Skopje is famous for its bakeries and eateries, where you can eat tasty and inexpensive. In Macedonia, we recommend trying the famous puff pastry burek with various fillings, as well as: tavche gravche (fried beans), kebali (fried sausages), pleskavica (cutlets), moussaka (eggplant), sarma (stuffed cabbage rolls).
Macedonia Square is the central square of Skopje. Its main symbol is a statue of a warrior on horseback and a fountain. It is believed that the equestrian sculpture depicts Alexander of Macedonia, although it is not named after him. The statue was made in Florence and is mounted on a powerful 10-meter column.
Kale is the main attraction of Skopje, towering on the highest hill above the city. This fortress was founded in the 6th century by the Byzantine Emperor Justinian, who was born in a village nearby. Most of the walls and structures that can be seen in Calais now date from the Ottoman period. The strong square tower was built in the 10th century and the round tower in the 13th century. The fortress once had 70 towers, but only three have survived. The small gate, on the side of the old bazaar, is the only surviving entrance. They were built in 1446.
Charsija is a real Ottoman town in Skopje with charming, winding streets and old Ottoman architecture.
The Stone Bridge was built in the 6th century by Justinian and is one of the main symbols of the capital of Northern Macedonia. The bridge has 13 arches and is 214 meters long. This structure was significantly rebuilt by the Ottoman Sultan Mehmed II in the 15th century.
Port of Macedonia
Porta Macedonia is an imposing triumphal arch built to commemorate the 20th anniversary of the country’s independence and decorated with marble bas-reliefs depicting national historical events.
The feudal tower was built by the Ottomans and probably had defensive functions. The exact date of its construction is unknown.
The Clock Tower

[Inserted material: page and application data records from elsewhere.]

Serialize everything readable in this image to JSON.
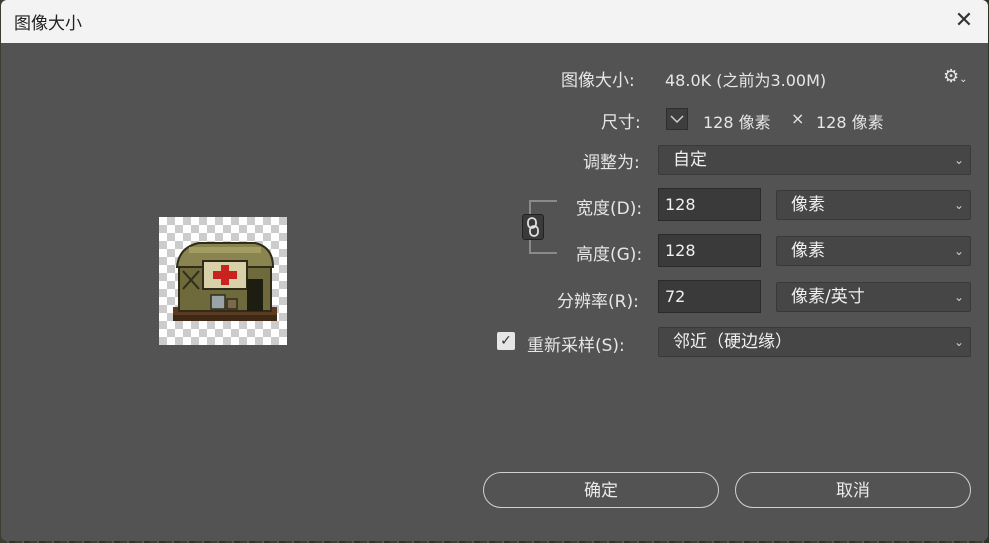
{
  "dialog": {
    "title": "图像大小",
    "close_glyph": "✕"
  },
  "image_size": {
    "label": "图像大小:",
    "value": "48.0K (之前为3.00M)"
  },
  "dimensions": {
    "label": "尺寸:",
    "width": "128 像素",
    "times": "×",
    "height": "128 像素"
  },
  "fit_to": {
    "label": "调整为:",
    "value": "自定"
  },
  "width": {
    "label": "宽度(D):",
    "value": "128",
    "unit": "像素"
  },
  "height": {
    "label": "高度(G):",
    "value": "128",
    "unit": "像素"
  },
  "resolution": {
    "label": "分辨率(R):",
    "value": "72",
    "unit": "像素/英寸"
  },
  "resample": {
    "label": "重新采样(S):",
    "checked": true,
    "value": "邻近（硬边缘）"
  },
  "buttons": {
    "ok": "确定",
    "cancel": "取消"
  },
  "icons": {
    "settings": "gear-icon",
    "link": "chain-link-icon",
    "close": "close-icon",
    "dropdown": "chevron-down-icon"
  },
  "colors": {
    "dialog_bg": "#535353",
    "field_bg": "#3a3a3a",
    "medical_red": "#c8231e"
  }
}
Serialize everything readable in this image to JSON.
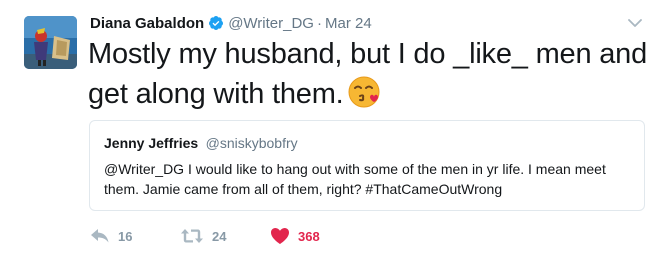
{
  "tweet": {
    "author_name": "Diana Gabaldon",
    "author_handle": "@Writer_DG",
    "separator": "·",
    "timestamp": "Mar 24",
    "text": "Mostly my husband, but I do _like_ men and get along with them.",
    "emoji": "kissing-face-blowing-heart",
    "icons": {
      "verified": "verified-badge-icon",
      "menu": "chevron-down-icon"
    }
  },
  "quoted_tweet": {
    "author_name": "Jenny Jeffries",
    "author_handle": "@sniskybobfry",
    "text": "@Writer_DG I would like to hang out with some of the men in yr life. I mean meet them. Jamie came from all of them, right? #ThatCameOutWrong"
  },
  "actions": {
    "reply_count": "16",
    "retweet_count": "24",
    "like_count": "368",
    "like_color": "#e2264d",
    "muted_color": "#8899a6",
    "verified_color": "#1da1f2"
  }
}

The Clock Tower is one of the first similar structures in the Ottoman Empire. It was built in the 16th century in the old bazaar so that the Muslims would not miss their prayer time. The original clock was brought from Szeged in Hungary.
Aqueduct is an ancient hydraulic structure located at the exit of Skopje. It was most likely built during the Byzantine period. The aqueduct was used to bring water into the city until the 18th century. There are 55 arches left standing.
Mustafa Pasha Mosque
The Mustafa Pasha Mosque is one of the most beautiful Islamic buildings in Macedonia, located near the old bazaar. The mosque was built in the late 15th century.
Sultan Murat Mosque
Sultan Murat Mosque is the largest mosque on the Balkan Peninsula, built in the 16th century with donations from the Ottoman ruler of the same name. This structure has the form of a basilica with three naves, which is explained quite simply – the mosque was built on the foundations of an ancient Christian monastery.
Isa Bey Mosque
The Isa Bey Mosque is a beautiful small mosque (with a once richly decorated facade) built in the 15th century with money from an Ottoman general.
Isa Bey Mosque
The Isa Bey Mosque is the only Seljuk mosque in Europe, built in 1475.
Church of the Holy Savior
The Church of the Holy Savior is a small church with a cozy courtyard built in the 19th century. Here is the tomb of the national Macedonian hero Gotse Delchev. Interestingly, the church on this site was first built back in the 14th century. The Ottomans forbade the construction of churches above mosques, so the foundation of Christian structures as if “sunk” into the ground.
Church of St. Demetrius
St. Demetrius Church is a three-nave religious edifice built in the 19th century. The church is located near the stone bridge.
Church of St. Clement
The Church of St. Clement is a modern religious building, construction of which began in the 70s of the 20th century. The dome of the church is decorated with beautiful frescoes.
€50 per tour
Welcome to Skopje!
See the capital of Northern Macedonia as a shining example of the cultural mixing of East and West